He writes:

Nobody Understands The Liquidity Trap: [W]hen you have bought so much debt and created so much money that [short-term safe nominal] rates are near zero, the public is saturated with liquidity; from that point on, they’re holding money simply as a store of value, which makes it no different from bonds — and hence a perfect substitute for bonds. And at that point further open-market operations do nothing — they just swap one zero-interest asset for another, with no effect on anything.

So why not forget about open-market operations, and just drop the stuff from helicopters? Well, remember that at this point cash and short-term bonds are equivalent. So a helicopter drop is just like a temporary lump-sum tax cut. And we would expect people to save much or most of such a tax cut — all of it, if you believe in full Ricardian equivalence...

But we don't believe in full Ricardian equivalence. Maybe we would if this year's helicopter drop was to be followed by next year's great helicopter vacuuming, but it isn't. So printing money now--and promising never to buy it back--is a way of having some impact on future inflation, and thus of getting some traction. Moreover, "much or most" is not all.

The "much or most" is, I think, reason to go for money-financed government spending as a preferable policy to a helicopter drop--which is a money-financed tax cut.
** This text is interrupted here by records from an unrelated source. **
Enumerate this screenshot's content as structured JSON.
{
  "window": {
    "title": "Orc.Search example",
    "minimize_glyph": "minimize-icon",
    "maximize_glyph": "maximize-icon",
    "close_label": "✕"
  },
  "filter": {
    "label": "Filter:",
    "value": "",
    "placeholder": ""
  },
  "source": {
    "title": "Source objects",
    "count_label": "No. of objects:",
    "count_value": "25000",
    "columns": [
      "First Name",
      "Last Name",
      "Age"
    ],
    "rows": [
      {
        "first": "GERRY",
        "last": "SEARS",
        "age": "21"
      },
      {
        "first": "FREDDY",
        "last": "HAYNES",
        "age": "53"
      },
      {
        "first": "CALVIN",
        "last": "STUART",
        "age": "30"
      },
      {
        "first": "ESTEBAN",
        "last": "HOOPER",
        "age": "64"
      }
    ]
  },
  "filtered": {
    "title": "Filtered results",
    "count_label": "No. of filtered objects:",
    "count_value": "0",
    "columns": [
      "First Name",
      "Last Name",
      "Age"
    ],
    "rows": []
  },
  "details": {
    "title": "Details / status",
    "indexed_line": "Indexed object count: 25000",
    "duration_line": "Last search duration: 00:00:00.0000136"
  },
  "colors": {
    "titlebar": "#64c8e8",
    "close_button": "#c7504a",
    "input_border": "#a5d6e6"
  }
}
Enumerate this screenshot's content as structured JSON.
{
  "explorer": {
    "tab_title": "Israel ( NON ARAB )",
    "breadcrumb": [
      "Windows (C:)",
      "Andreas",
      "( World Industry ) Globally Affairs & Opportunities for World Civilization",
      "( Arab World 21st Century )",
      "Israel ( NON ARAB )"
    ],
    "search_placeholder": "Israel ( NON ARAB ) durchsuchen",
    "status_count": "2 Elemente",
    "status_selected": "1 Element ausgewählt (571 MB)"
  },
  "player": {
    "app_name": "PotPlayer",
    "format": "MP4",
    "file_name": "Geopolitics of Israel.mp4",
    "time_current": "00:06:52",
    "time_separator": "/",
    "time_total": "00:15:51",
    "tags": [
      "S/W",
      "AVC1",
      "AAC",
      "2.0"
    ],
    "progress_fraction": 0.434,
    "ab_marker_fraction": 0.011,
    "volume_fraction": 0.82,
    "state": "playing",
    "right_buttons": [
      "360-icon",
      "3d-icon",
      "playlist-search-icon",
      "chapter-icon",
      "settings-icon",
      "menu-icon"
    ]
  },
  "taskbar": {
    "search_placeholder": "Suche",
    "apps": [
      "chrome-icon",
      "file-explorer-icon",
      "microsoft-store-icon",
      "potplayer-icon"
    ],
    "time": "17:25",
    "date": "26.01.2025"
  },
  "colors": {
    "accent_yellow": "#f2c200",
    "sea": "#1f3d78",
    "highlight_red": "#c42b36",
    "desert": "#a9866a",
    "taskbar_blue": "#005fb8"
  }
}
And it is reason to go for an explicit raising of the Federal Reserve's long-term inflation rate target from 2% to 3%.

But if we are not going to do either of those things--and it looks like we are not--it's time to rev up the helicopters...